To reverse the trend of fading memory and understanding, we must redouble our efforts to help more people see the reality under the atomic mushroom clouds. Many governments and international organizations have undertaken initiatives of disarmament education and have repeatedly reiterated in multilateral disarmament fora that the importance of learning about the catastrophic humanitarian consequences of nuclear weapons cannot be emphasized enough. Among the many ways to educate ourselves, listening to survivors’ testimonies plays a fundamental role in helping people to imagine themselves on that sunny Monday morning at 8:15 a.m.

People in Hiroshima and Nagasaki have been concerned about the question of how to preserve the voices of survivors, and for those who inherit the tragic memory how to ensure the memory survives. In this era of events like the auction, their efforts deserve special attention and tribute. There are a number of projects to archive testimony and events through various forms of media, to name a few: Online testimonies on Google Earth, Hiroshima Archive and Nagasaki Archive, by Dr. Hidenori Watanave; A documentary film about Hiroshima survivor Setsuko Thurlow, the Vow from Hiroshima, by Susan Strickler and Mitchie Takeuchi; A magazine featuring survivors, Hiroshima: Faces, by ANT-Hiroshima; and a project using AI technology to color photographs of survivors, Rebooting Memories, by Anju Niwata. Those tools allow many of us, including policymakers and experts on nuclear issues, to bring our eyes under the mushroom clouds and to realize what is at stake.

Hiroshima Archive map on Google Earth displaying online testimonies through multimedia. The red sphere indicates the point of explosion. (Photo: Hiroshima Archive)


Meanwhile, we must realize that this is not just a question that the people of Hiroshima and Nagasaki, and nuclear-weapons-affected communities must tackle, but others too. On the second International Day for Disarmament and Non-Proliferation Awareness, I would like to stress that “How do we preserve the memory of the catastrophic humanitarian impacts without leaving the victims’ stories behind?” is a question that we all must consider as long as nuclear weapons exist in the world.

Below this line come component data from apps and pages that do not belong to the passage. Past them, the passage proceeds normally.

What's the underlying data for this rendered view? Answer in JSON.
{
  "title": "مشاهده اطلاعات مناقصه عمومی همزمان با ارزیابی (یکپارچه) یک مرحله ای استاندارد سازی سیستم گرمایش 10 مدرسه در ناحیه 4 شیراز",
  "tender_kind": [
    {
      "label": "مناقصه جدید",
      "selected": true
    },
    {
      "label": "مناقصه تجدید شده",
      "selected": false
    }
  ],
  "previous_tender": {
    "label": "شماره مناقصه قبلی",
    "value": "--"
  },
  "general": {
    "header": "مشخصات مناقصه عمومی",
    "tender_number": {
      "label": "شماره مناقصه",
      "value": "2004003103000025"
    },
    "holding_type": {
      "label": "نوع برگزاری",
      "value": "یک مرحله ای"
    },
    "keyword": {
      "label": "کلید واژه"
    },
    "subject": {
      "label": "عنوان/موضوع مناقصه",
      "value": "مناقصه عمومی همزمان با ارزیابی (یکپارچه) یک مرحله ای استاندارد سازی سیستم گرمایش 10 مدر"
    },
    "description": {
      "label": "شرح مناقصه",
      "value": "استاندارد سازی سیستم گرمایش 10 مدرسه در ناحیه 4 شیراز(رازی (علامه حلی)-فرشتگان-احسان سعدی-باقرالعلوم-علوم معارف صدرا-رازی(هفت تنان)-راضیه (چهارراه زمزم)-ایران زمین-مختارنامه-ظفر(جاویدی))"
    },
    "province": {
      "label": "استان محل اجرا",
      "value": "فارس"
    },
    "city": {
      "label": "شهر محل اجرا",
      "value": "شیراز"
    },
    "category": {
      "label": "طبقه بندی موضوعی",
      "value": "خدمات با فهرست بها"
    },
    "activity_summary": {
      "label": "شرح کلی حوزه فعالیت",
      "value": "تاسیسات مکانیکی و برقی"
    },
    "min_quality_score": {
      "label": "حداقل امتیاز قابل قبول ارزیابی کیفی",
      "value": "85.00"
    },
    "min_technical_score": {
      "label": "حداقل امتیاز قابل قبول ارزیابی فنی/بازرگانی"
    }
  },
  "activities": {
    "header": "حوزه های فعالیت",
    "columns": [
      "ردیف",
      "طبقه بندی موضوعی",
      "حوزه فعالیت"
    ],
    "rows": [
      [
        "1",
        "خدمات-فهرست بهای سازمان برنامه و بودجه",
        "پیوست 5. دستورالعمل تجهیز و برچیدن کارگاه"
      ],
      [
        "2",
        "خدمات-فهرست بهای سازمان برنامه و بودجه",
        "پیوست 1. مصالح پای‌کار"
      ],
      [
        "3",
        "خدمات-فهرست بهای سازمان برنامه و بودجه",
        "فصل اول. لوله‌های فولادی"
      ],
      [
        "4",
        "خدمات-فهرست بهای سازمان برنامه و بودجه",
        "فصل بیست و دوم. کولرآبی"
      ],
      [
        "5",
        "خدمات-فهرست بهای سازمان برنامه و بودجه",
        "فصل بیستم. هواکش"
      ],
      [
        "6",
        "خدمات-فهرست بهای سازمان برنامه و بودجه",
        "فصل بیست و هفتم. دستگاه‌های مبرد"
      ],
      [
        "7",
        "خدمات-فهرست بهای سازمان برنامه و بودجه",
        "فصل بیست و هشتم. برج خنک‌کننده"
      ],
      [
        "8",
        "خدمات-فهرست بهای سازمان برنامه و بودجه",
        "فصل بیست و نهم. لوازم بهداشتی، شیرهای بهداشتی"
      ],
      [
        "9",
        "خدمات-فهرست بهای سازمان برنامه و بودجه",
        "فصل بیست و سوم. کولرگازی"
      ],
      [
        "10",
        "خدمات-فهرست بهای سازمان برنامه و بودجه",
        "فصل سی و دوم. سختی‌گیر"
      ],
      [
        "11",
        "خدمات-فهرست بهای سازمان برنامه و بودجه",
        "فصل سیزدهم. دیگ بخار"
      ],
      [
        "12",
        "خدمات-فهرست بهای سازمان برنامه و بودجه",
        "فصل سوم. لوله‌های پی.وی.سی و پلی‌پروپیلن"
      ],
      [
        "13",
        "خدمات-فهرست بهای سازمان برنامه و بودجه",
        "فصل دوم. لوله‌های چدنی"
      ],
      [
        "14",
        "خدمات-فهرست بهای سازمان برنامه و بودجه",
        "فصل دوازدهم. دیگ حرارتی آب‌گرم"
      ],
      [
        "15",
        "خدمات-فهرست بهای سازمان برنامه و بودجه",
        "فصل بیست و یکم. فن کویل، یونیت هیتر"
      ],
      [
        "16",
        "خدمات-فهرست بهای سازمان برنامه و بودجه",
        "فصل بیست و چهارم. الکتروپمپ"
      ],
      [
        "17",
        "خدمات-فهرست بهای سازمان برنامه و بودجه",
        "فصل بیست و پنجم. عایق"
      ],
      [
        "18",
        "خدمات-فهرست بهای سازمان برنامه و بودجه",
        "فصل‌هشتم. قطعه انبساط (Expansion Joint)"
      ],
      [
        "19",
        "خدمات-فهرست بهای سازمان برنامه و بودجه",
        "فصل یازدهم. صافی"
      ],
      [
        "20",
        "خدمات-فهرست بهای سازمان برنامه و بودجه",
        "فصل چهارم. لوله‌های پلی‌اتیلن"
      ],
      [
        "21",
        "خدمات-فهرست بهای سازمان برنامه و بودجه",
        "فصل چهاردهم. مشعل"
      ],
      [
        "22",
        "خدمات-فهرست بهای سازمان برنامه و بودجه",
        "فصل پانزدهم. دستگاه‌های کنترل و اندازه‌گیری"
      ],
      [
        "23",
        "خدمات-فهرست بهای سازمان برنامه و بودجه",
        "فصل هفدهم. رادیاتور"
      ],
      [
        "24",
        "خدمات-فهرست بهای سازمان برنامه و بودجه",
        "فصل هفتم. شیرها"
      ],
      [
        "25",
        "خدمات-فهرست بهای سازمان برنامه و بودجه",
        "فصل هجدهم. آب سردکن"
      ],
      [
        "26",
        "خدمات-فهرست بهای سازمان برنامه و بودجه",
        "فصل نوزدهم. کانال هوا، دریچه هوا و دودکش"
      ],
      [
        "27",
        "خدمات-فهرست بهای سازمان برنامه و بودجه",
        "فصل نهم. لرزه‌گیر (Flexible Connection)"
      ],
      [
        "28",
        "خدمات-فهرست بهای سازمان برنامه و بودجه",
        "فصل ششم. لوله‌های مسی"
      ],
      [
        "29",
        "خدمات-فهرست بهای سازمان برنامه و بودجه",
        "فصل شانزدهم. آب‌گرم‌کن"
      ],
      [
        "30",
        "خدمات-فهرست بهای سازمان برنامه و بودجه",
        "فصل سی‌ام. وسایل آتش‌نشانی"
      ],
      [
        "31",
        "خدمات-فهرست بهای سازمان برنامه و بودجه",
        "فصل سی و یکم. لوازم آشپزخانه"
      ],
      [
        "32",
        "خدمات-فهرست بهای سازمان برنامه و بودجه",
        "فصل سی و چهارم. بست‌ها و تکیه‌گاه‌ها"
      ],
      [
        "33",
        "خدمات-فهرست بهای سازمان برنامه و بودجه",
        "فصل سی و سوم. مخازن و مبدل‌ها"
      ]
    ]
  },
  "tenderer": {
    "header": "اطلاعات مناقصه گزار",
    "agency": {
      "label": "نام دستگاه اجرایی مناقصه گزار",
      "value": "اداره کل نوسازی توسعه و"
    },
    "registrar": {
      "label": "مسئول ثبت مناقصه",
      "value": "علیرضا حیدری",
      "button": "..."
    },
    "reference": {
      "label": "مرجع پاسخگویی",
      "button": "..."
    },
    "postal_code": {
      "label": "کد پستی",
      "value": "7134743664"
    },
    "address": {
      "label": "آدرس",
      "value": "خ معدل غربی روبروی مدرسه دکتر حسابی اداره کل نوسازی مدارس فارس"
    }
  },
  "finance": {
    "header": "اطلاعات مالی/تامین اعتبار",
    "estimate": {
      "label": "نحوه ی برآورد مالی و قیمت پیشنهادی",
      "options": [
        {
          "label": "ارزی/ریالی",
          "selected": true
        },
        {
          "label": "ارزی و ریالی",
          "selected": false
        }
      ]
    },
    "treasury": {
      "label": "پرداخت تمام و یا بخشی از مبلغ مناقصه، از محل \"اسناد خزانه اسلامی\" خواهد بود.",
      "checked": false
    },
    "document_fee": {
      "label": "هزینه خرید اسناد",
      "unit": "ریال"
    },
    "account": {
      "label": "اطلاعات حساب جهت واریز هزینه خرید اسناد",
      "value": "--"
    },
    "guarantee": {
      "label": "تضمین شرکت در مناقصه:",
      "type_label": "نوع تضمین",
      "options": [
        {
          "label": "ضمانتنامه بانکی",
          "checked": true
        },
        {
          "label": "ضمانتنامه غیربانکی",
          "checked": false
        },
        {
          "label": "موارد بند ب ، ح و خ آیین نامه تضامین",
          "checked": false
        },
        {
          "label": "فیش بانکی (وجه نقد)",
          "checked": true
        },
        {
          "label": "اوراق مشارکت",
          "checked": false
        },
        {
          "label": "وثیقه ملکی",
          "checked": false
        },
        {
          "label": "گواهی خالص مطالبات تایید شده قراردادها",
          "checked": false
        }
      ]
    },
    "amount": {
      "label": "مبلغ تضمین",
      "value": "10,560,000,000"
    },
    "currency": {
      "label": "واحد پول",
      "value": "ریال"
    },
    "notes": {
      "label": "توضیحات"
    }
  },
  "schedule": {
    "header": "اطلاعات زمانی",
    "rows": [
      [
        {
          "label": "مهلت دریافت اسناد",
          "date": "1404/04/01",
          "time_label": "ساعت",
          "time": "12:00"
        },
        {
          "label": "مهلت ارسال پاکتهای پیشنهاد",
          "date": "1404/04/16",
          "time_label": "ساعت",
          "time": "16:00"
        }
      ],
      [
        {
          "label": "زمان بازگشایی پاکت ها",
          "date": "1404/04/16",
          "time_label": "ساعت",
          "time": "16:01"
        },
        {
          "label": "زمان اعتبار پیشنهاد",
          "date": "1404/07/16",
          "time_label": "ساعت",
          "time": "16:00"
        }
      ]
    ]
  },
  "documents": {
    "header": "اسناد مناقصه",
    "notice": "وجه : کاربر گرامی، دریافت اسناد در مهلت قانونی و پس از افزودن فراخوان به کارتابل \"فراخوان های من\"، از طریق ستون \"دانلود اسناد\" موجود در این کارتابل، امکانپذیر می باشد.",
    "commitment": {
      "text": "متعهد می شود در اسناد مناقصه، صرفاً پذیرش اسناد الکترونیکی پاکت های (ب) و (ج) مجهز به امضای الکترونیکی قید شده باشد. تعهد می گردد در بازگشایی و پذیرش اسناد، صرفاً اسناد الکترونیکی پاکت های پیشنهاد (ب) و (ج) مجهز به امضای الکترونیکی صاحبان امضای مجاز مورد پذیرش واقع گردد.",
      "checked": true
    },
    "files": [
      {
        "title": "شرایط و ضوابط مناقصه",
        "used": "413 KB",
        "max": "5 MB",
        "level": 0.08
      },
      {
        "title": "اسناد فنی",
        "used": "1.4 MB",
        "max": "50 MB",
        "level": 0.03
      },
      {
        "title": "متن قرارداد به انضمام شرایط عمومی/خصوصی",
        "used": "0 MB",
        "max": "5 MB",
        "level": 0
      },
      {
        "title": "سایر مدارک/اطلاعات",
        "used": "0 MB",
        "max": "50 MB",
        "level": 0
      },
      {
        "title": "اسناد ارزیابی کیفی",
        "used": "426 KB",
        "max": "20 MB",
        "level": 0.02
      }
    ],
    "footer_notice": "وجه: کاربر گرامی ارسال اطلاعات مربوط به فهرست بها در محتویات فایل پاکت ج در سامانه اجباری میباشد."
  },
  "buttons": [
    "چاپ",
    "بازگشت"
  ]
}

Lastly, I would like to imagine that the person who won the auction will donate this watch to a museum for all the world to see the horrors of nuclear weapons. While I do not know if that will happen, I invite the bidders, the RR auction house, and all people involved in making a profit out of this wristwatch, to extend their imagination to ponder who was wearing it, how the watch was obtained, and the pain of the affected communities.